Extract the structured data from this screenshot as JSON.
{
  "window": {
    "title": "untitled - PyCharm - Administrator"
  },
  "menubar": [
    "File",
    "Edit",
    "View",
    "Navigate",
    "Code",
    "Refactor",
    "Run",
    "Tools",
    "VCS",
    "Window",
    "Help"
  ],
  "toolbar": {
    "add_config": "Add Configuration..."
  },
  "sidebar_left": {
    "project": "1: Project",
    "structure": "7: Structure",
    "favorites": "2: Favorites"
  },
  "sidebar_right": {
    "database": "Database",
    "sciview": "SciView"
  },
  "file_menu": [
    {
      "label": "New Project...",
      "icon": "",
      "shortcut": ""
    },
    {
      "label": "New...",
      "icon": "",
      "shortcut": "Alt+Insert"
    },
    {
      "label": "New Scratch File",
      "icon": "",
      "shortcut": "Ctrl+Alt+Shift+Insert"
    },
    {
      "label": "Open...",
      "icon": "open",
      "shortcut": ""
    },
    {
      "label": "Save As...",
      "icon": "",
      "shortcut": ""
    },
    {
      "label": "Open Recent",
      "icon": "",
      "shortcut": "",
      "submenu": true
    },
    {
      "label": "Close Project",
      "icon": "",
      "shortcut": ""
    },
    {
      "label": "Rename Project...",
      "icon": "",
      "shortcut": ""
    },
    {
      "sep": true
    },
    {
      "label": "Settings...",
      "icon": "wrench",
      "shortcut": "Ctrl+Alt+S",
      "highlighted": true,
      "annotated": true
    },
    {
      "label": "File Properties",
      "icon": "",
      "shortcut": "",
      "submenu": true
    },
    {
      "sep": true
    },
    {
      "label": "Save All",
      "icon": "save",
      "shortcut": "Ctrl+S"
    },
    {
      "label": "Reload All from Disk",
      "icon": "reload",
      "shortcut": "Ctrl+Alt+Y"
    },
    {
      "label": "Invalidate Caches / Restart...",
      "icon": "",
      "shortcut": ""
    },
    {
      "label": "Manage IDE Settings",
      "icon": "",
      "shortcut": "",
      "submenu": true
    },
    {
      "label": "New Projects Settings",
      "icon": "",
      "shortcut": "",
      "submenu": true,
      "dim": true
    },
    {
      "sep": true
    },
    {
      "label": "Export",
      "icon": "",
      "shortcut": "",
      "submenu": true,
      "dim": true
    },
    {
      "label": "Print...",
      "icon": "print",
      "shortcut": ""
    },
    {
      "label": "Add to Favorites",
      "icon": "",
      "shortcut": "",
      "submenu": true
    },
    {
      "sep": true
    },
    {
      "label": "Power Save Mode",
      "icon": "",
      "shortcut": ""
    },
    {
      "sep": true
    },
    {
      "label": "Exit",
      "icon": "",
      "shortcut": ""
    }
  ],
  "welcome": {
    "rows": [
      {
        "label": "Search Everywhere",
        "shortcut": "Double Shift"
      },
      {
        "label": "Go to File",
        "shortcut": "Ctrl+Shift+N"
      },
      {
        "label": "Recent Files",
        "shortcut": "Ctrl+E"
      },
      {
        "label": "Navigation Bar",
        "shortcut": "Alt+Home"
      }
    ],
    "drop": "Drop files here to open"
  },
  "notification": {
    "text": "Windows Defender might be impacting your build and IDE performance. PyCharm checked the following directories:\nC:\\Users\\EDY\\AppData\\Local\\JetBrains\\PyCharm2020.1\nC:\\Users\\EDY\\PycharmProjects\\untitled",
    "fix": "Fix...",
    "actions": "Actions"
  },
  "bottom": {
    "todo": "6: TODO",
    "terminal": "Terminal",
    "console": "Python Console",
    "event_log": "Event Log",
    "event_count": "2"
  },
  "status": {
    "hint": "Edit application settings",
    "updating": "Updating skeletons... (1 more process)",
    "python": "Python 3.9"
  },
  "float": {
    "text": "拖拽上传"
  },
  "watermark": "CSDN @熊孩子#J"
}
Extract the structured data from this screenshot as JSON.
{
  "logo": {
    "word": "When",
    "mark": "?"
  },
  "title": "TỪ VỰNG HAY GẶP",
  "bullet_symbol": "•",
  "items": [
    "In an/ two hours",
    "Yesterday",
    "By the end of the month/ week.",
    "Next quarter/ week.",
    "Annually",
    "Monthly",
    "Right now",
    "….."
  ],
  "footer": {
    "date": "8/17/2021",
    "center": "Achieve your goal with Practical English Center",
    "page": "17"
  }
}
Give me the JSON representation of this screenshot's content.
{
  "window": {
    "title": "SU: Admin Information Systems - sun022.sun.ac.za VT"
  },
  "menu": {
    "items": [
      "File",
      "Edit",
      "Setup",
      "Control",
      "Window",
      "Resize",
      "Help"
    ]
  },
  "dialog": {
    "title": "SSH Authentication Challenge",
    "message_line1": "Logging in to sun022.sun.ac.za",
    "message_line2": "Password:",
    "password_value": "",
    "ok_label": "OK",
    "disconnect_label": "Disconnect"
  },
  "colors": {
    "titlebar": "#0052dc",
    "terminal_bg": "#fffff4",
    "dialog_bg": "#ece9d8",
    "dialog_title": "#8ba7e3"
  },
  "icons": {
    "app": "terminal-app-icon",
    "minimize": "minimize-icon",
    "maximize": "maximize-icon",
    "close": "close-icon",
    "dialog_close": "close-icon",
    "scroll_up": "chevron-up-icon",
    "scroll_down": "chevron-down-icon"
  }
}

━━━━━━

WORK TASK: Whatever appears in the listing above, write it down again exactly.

EXERCISE OUTPUT:
Extract the structured data from this screenshot as JSON.
{
  "window": {
    "title": "untitled - PyCharm - Administrator"
  },
  "menubar": [
    "File",
    "Edit",
    "View",
    "Navigate",
    "Code",
    "Refactor",
    "Run",
    "Tools",
    "VCS",
    "Window",
    "Help"
  ],
  "toolbar": {
    "add_config": "Add Configuration..."
  },
  "sidebar_left": {
    "project": "1: Project",
    "structure": "7: Structure",
    "favorites": "2: Favorites"
  },
  "sidebar_right": {
    "database": "Database",
    "sciview": "SciView"
  },
  "file_menu": [
    {
      "label": "New Project...",
      "icon": "",
      "shortcut": ""
    },
    {
      "label": "New...",
      "icon": "",
      "shortcut": "Alt+Insert"
    },
    {
      "label": "New Scratch File",
      "icon": "",
      "shortcut": "Ctrl+Alt+Shift+Insert"
    },
    {
      "label": "Open...",
      "icon": "open",
      "shortcut": ""
    },
    {
      "label": "Save As...",
      "icon": "",
      "shortcut": ""
    },
    {
      "label": "Open Recent",
      "icon": "",
      "shortcut": "",
      "submenu": true
    },
    {
      "label": "Close Project",
      "icon": "",
      "shortcut": ""
    },
    {
      "label": "Rename Project...",
      "icon": "",
      "shortcut": ""
    },
    {
      "sep": true
    },
    {
      "label": "Settings...",
      "icon": "wrench",
      "shortcut": "Ctrl+Alt+S",
      "highlighted": true,
      "annotated": true
    },
    {
      "label": "File Properties",
      "icon": "",
      "shortcut": "",
      "submenu": true
    },
    {
      "sep": true
    },
    {
      "label": "Save All",
      "icon": "save",
      "shortcut": "Ctrl+S"
    },
    {
      "label": "Reload All from Disk",
      "icon": "reload",
      "shortcut": "Ctrl+Alt+Y"
    },
    {
      "label": "Invalidate Caches / Restart...",
      "icon": "",
      "shortcut": ""
    },
    {
      "label": "Manage IDE Settings",
      "icon": "",
      "shortcut": "",
      "submenu": true
    },
    {
      "label": "New Projects Settings",
      "icon": "",
      "shortcut": "",
      "submenu": true,
      "dim": true
    },
    {
      "sep": true
    },
    {
      "label": "Export",
      "icon": "",
      "shortcut": "",
      "submenu": true,
      "dim": true
    },
    {
      "label": "Print...",
      "icon": "print",
      "shortcut": ""
    },
    {
      "label": "Add to Favorites",
      "icon": "",
      "shortcut": "",
      "submenu": true
    },
    {
      "sep": true
    },
    {
      "label": "Power Save Mode",
      "icon": "",
      "shortcut": ""
    },
    {
      "sep": true
    },
    {
      "label": "Exit",
      "icon": "",
      "shortcut": ""
    }
  ],
  "welcome": {
    "rows": [
      {
        "label": "Search Everywhere",
        "shortcut": "Double Shift"
      },
      {
        "label": "Go to File",
        "shortcut": "Ctrl+Shift+N"
      },
      {
        "label": "Recent Files",
        "shortcut": "Ctrl+E"
      },
      {
        "label": "Navigation Bar",
        "shortcut": "Alt+Home"
      }
    ],
    "drop": "Drop files here to open"
  },
  "notification": {
    "text": "Windows Defender might be impacting your build and IDE performance. PyCharm checked the following directories:\nC:\\Users\\EDY\\AppData\\Local\\JetBrains\\PyCharm2020.1\nC:\\Users\\EDY\\PycharmProjects\\untitled",
    "fix": "Fix...",
    "actions": "Actions"
  },
  "bottom": {
    "todo": "6: TODO",
    "terminal": "Terminal",
    "console": "Python Console",
    "event_log": "Event Log",
    "event_count": "2"
  },
  "status": {
    "hint": "Edit application settings",
    "updating": "Updating skeletons... (1 more process)",
    "python": "Python 3.9"
  },
  "float": {
    "text": "拖拽上传"
  },
  "watermark": "CSDN @熊孩子#J"
}
Extract the structured data from this screenshot as JSON.
{
  "logo": {
    "word": "When",
    "mark": "?"
  },
  "title": "TỪ VỰNG HAY GẶP",
  "bullet_symbol": "•",
  "items": [
    "In an/ two hours",
    "Yesterday",
    "By the end of the month/ week.",
    "Next quarter/ week.",
    "Annually",
    "Monthly",
    "Right now",
    "….."
  ],
  "footer": {
    "date": "8/17/2021",
    "center": "Achieve your goal with Practical English Center",
    "page": "17"
  }
}
Give me the JSON representation of this screenshot's content.
{
  "window": {
    "title": "SU: Admin Information Systems - sun022.sun.ac.za VT"
  },
  "menu": {
    "items": [
      "File",
      "Edit",
      "Setup",
      "Control",
      "Window",
      "Resize",
      "Help"
    ]
  },
  "dialog": {
    "title": "SSH Authentication Challenge",
    "message_line1": "Logging in to sun022.sun.ac.za",
    "message_line2": "Password:",
    "password_value": "",
    "ok_label": "OK",
    "disconnect_label": "Disconnect"
  },
  "colors": {
    "titlebar": "#0052dc",
    "terminal_bg": "#fffff4",
    "dialog_bg": "#ece9d8",
    "dialog_title": "#8ba7e3"
  },
  "icons": {
    "app": "terminal-app-icon",
    "minimize": "minimize-icon",
    "maximize": "maximize-icon",
    "close": "close-icon",
    "dialog_close": "close-icon",
    "scroll_up": "chevron-up-icon",
    "scroll_down": "chevron-down-icon"
  }
}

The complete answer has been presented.